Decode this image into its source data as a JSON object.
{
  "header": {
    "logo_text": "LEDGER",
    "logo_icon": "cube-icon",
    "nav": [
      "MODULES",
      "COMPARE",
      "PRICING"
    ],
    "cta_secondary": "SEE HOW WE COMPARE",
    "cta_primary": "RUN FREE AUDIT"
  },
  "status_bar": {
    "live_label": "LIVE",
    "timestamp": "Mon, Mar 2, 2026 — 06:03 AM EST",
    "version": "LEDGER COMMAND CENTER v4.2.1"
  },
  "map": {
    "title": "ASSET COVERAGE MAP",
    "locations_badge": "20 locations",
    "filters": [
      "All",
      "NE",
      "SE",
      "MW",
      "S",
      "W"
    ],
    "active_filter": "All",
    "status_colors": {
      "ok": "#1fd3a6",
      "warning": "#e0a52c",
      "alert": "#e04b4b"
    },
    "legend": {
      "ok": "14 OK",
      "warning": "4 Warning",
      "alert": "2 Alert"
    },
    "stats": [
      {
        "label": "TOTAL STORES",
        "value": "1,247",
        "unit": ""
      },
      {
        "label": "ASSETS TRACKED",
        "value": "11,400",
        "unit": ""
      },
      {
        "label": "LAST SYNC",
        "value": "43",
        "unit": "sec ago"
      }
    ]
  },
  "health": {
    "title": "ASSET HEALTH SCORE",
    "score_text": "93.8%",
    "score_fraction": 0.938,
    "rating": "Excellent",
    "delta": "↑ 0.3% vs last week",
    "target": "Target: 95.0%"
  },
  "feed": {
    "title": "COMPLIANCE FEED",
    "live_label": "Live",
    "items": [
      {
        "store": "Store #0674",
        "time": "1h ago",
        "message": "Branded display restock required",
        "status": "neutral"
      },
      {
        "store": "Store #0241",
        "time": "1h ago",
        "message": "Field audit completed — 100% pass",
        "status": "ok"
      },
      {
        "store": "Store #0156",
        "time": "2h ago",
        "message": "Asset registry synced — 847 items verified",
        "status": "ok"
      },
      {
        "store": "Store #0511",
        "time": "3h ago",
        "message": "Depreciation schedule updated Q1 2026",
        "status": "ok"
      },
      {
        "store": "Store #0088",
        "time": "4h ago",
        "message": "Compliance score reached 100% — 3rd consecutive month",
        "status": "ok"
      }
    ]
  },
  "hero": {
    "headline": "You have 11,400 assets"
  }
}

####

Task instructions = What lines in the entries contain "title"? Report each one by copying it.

Written solution =
    "title": "ASSET COVERAGE MAP",
    "title": "ASSET HEALTH SCORE",
    "title": "COMPLIANCE FEED",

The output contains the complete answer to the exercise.